= WHAT NEEDS TO BE DONE =
If a line in the entries below includes "Register", show that line.
______
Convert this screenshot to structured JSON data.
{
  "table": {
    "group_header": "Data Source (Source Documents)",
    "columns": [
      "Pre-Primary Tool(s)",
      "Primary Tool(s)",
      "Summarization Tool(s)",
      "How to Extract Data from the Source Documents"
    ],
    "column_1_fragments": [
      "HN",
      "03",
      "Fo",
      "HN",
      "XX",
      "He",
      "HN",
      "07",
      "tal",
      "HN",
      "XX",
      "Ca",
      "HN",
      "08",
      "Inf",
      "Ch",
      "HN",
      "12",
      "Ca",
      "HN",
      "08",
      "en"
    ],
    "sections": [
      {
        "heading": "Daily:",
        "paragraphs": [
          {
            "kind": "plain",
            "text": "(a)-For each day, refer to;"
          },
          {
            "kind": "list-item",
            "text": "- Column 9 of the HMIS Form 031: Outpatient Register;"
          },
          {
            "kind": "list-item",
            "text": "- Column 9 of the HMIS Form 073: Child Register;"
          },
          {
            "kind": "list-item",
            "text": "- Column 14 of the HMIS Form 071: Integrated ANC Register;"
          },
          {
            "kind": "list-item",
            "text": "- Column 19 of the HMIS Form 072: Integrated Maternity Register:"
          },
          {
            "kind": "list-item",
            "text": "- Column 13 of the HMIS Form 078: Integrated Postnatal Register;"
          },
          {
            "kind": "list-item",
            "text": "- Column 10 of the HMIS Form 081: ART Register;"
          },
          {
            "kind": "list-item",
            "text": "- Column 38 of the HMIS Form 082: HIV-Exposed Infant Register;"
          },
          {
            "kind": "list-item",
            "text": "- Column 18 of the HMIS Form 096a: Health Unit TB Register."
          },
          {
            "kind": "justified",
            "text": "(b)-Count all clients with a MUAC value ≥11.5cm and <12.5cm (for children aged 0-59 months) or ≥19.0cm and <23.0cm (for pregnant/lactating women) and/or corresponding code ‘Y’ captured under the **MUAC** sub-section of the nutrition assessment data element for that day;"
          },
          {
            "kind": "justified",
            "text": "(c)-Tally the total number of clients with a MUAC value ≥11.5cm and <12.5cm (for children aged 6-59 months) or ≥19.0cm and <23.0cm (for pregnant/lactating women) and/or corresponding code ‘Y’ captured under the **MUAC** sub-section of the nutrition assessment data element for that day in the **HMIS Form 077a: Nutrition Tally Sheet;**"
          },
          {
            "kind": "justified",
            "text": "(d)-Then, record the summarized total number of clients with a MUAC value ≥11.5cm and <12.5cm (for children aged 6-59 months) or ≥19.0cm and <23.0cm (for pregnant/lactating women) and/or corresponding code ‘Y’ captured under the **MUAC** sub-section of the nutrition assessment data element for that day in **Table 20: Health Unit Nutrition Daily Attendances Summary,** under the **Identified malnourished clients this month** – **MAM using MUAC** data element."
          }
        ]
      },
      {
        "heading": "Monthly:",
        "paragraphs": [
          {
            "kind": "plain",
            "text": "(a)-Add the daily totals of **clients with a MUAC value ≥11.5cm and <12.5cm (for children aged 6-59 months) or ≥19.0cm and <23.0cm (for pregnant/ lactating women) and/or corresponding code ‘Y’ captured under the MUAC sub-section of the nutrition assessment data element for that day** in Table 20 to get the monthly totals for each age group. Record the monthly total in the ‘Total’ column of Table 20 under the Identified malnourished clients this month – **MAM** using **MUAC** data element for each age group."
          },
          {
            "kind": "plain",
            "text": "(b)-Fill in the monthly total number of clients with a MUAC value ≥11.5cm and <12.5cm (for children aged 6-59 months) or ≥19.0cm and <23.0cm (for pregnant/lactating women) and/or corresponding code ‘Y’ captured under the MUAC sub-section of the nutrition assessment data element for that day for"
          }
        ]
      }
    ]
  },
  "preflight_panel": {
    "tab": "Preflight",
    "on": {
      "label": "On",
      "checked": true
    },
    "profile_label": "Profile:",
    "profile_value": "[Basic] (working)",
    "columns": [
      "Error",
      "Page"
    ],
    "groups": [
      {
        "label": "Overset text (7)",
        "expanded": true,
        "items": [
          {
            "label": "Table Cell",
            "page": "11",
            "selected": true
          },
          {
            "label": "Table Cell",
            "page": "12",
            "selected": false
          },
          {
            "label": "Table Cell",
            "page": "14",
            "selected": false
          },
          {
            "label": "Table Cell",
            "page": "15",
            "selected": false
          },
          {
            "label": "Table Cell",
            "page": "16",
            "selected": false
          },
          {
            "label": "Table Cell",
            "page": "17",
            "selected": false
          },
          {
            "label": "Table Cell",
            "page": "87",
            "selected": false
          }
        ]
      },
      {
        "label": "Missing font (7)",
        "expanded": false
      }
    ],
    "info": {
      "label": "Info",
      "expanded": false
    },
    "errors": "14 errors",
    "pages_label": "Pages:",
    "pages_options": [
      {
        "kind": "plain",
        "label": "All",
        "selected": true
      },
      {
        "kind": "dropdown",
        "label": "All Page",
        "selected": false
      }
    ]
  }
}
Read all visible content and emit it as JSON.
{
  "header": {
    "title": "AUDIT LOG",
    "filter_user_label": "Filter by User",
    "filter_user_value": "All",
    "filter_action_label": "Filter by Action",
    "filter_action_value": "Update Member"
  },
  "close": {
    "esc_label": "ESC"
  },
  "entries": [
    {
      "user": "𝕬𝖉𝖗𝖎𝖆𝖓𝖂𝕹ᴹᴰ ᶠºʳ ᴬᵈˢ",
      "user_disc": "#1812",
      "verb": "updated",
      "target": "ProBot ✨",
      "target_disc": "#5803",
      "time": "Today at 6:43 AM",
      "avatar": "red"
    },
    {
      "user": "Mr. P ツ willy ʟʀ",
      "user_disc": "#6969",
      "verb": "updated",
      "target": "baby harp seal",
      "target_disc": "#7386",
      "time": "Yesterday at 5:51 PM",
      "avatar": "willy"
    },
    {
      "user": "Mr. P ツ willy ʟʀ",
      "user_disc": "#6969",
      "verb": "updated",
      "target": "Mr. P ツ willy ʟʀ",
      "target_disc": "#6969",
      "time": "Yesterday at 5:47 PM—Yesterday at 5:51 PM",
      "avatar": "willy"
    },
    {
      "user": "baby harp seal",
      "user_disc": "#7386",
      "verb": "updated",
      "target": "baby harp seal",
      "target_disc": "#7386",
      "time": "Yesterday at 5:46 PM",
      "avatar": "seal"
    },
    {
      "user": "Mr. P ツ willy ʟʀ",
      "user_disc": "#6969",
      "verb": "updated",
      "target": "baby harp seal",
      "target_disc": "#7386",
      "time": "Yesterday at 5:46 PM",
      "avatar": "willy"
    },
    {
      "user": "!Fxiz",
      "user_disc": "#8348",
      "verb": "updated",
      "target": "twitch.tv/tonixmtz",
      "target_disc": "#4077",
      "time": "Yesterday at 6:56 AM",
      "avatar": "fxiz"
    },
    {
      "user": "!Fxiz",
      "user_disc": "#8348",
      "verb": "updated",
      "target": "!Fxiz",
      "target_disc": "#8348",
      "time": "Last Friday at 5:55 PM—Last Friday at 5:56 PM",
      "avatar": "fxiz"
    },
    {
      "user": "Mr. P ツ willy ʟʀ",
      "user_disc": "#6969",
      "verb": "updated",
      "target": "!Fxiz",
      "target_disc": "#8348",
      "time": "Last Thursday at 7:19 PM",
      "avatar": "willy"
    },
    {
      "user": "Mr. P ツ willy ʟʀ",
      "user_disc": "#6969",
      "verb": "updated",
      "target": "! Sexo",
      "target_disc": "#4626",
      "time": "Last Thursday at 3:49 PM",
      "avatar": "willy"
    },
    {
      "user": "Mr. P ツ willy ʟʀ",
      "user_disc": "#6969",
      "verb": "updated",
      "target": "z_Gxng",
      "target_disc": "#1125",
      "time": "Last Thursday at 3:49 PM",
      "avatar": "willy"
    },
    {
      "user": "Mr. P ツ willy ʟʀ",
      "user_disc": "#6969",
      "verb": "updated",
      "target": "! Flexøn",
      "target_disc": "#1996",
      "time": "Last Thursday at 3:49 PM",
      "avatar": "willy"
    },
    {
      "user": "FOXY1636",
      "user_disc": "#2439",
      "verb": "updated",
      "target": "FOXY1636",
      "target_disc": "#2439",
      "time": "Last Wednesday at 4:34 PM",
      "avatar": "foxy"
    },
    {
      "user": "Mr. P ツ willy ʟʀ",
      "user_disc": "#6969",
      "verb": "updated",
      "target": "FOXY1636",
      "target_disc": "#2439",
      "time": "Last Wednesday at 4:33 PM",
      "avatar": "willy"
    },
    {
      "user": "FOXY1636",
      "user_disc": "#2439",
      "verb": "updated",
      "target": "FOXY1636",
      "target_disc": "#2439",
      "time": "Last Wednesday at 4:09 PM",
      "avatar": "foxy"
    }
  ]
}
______
= EXPECTED ANSWER =
            "text": "- Column 9 of the HMIS Form 031: Outpatient Register;"
            "text": "- Column 9 of the HMIS Form 073: Child Register;"
            "text": "- Column 14 of the HMIS Form 071: Integrated ANC Register;"
            "text": "- Column 19 of the HMIS Form 072: Integrated Maternity Register:"
            "text": "- Column 13 of the HMIS Form 078: Integrated Postnatal Register;"
            "text": "- Column 10 of the HMIS Form 081: ART Register;"
            "text": "- Column 38 of the HMIS Form 082: HIV-Exposed Infant Register;"
            "text": "- Column 18 of the HMIS Form 096a: Health Unit TB Register."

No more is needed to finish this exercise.